I'm wish I could test out, but I'm trying to find a silver lining. I'm going to use each of these purple skills as a warm up before a story. At the very least, I'm trying to answer some of the beginner questions and give back a little :)
Thank you - its important to us beginners to get your responses to some of these questions. That is what I like about Duo- we help each other out.
I've tried that when I first got Duolingo -- and it's not very effective. Before Duolingo, I've been learning Spanish the "public school way" and haven't gotten too far, so I tested out of known skills and did some Duolingo.
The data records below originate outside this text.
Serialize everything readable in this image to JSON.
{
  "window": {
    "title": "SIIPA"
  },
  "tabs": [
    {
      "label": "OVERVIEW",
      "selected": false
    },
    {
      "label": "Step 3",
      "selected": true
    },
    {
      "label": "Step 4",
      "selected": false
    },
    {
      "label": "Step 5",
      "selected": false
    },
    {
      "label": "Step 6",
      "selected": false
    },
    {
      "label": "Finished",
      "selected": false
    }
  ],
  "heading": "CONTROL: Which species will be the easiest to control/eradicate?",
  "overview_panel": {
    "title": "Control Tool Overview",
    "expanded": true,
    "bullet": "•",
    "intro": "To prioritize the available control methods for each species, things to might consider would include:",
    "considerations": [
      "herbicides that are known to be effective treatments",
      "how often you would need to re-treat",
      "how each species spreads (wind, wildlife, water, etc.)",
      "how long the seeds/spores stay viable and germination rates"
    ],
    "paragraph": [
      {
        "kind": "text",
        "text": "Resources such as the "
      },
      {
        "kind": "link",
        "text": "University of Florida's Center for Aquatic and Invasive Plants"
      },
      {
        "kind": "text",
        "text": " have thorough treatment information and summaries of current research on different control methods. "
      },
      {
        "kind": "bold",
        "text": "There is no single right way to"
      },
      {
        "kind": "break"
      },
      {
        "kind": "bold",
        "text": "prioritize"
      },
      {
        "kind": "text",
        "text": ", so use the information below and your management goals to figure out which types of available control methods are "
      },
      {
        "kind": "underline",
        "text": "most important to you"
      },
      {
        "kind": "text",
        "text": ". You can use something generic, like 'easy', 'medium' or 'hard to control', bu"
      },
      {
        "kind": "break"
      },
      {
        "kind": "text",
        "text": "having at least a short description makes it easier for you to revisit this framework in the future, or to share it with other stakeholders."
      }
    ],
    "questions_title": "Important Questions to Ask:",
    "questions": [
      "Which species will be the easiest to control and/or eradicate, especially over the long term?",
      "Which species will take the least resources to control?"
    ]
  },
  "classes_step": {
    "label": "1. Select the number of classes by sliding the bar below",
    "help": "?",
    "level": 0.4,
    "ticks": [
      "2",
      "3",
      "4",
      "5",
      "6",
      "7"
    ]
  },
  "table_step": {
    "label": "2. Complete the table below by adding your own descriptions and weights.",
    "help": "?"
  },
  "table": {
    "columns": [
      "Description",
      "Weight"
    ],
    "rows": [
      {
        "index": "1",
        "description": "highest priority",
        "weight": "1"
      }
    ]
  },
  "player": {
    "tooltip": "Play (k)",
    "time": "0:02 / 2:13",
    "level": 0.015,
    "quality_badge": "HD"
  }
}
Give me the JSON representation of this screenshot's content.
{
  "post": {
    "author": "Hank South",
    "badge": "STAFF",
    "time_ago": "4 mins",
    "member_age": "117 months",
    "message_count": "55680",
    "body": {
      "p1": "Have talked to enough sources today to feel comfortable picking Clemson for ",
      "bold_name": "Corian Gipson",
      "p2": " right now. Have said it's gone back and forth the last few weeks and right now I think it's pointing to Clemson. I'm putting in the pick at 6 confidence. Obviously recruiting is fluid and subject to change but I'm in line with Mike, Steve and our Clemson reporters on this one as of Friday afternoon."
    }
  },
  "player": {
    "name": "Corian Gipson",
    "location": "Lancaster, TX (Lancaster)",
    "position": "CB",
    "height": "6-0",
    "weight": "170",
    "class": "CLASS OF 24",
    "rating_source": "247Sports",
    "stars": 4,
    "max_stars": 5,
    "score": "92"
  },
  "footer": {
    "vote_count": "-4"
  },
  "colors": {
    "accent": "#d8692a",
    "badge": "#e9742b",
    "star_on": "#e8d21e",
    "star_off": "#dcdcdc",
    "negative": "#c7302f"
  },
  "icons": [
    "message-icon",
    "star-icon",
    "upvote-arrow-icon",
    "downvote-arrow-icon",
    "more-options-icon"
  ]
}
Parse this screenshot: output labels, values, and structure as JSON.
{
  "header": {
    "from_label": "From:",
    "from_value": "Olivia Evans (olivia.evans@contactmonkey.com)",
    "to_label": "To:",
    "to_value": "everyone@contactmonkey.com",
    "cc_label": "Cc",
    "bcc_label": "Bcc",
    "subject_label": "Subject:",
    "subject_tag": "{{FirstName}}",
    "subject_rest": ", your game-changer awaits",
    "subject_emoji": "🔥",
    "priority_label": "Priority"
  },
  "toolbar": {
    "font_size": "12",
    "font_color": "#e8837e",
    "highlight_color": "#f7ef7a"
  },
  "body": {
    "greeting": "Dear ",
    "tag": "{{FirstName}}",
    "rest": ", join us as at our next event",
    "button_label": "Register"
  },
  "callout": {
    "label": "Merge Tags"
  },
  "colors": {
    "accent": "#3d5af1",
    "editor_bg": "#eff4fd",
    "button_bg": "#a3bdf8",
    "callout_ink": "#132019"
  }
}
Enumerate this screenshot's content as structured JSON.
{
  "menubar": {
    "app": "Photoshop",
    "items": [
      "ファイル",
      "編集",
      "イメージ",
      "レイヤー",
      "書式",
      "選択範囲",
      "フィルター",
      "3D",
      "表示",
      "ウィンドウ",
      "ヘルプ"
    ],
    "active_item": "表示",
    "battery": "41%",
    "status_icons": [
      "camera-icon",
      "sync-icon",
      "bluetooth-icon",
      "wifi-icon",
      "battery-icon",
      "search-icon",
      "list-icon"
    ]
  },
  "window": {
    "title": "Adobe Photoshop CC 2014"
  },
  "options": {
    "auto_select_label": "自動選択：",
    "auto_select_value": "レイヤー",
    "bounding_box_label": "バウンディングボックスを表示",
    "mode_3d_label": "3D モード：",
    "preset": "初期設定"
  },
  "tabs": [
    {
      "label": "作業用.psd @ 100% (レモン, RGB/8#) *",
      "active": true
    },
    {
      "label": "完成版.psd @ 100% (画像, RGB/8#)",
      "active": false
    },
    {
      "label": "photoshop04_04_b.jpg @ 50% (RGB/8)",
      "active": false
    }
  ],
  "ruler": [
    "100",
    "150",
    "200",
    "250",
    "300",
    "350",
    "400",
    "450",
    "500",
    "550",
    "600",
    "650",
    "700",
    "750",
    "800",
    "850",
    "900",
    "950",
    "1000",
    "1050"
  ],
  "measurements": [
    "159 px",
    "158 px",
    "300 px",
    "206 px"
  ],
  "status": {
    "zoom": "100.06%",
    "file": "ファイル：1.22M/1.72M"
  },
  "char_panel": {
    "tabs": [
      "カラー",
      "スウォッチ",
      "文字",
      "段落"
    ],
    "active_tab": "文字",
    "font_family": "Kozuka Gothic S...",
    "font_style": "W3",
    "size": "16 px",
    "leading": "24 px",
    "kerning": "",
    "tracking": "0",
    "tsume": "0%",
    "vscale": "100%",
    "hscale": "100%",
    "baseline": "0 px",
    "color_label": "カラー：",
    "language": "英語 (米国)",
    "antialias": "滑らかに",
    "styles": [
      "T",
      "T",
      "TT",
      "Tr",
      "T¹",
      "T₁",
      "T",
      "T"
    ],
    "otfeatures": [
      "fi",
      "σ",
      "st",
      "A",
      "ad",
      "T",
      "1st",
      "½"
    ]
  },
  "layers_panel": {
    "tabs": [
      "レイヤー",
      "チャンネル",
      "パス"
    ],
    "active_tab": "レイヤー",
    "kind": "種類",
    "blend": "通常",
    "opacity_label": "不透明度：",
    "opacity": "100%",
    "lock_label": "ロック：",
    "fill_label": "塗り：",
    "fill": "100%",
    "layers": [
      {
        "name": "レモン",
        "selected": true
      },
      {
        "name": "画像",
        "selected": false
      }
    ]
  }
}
Then I got lost (don't know how).
So, in Duolingo, I started from the beginning.
Why does difícil need an accent on the second i when the "second to last syllable" rule showing where the stress is in a word would naturally make you stress it there? Thanks.
The "second-to-last syllable" rule only accounts for words that end on a vowel or the letters 's' or 'n'. In all other cases the natural stress is on the last syllable.
Most Spanish words ending in a consonant have the accent on the last syllable. The exception are words ending in -n or -s because of verbs and plurals.
Wondering - una clase de espanol, but un examen dificil. Espanol is working as an adjective and requires 'de'. Is there a simple rule for the use of de before an adjective? Thanks
Here's the trick: español is not an adjective here, but a noun. It's not "a Spanish class" in the sense that the class is Spanish. That would be "una clase española" with the true adjective. But rather it's a class in which Spanish is taught - a class for/of Spanish, so to say, "de español".
For most cases: una is used for feminine nouns, un is used for masculine nouns, and uno is used when talking about the number "one" itself.
so whats the different in "duro" and "deficil"? I put hard in as one of the answers and it let me.
Duro is "hard", mainly in a physical sense, but can also be used metaphorically for "hard work" and the likes.
Difícil is "difficult".
Does this website actually teach you for everyday use and talking? I need to know fast. Thank you.
Duolingo strives to teach languages. That mostly involves learning vocabulary and sentence structures so that you can make your own sentences. Duo only rarely gives you ready-to-use, everyday sentences.
Since the update I cannot hear the recordings. So I can't get the answer correct.
Only the former makes sense. Difícil is an adjective (most of the time), and adjectives don't get prepositions.